> _Your instructions_
Go over the data and copy out each line with "Upgrade" in it.
··· Provided records ···
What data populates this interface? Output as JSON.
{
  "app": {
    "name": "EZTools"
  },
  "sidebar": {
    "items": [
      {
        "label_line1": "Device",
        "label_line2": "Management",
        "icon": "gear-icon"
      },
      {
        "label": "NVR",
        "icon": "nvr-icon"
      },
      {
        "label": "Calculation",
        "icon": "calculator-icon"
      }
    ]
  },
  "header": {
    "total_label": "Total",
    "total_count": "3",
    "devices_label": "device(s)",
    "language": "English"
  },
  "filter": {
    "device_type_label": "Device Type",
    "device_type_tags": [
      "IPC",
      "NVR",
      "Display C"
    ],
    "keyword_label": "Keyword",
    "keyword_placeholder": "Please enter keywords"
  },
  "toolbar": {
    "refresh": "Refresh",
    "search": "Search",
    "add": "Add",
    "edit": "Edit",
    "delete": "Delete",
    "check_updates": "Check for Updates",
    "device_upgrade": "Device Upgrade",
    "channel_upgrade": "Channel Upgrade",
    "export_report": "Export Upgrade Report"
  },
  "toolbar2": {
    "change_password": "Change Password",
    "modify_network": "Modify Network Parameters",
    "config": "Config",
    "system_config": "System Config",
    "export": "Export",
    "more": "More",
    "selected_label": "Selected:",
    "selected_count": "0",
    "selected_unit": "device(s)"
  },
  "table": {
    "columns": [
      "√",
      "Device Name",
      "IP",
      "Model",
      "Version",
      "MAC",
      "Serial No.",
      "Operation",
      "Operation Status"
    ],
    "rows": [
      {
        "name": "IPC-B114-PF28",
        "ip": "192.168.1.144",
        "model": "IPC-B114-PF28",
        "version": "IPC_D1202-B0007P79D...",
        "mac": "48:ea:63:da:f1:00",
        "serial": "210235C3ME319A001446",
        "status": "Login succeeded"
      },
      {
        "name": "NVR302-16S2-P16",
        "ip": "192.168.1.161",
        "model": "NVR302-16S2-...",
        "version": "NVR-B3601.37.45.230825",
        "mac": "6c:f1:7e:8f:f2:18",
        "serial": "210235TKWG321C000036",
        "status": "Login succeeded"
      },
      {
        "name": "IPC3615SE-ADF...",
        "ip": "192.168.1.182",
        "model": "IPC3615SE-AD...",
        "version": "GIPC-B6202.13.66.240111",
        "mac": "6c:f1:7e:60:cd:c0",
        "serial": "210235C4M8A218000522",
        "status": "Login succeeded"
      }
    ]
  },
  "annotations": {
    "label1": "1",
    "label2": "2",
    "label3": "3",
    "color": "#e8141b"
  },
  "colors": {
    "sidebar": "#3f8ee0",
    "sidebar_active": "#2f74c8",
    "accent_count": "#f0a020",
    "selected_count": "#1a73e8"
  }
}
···
> _Answer box_
    "device_upgrade": "Device Upgrade",
    "channel_upgrade": "Channel Upgrade",
    "export_report": "Export Upgrade Report"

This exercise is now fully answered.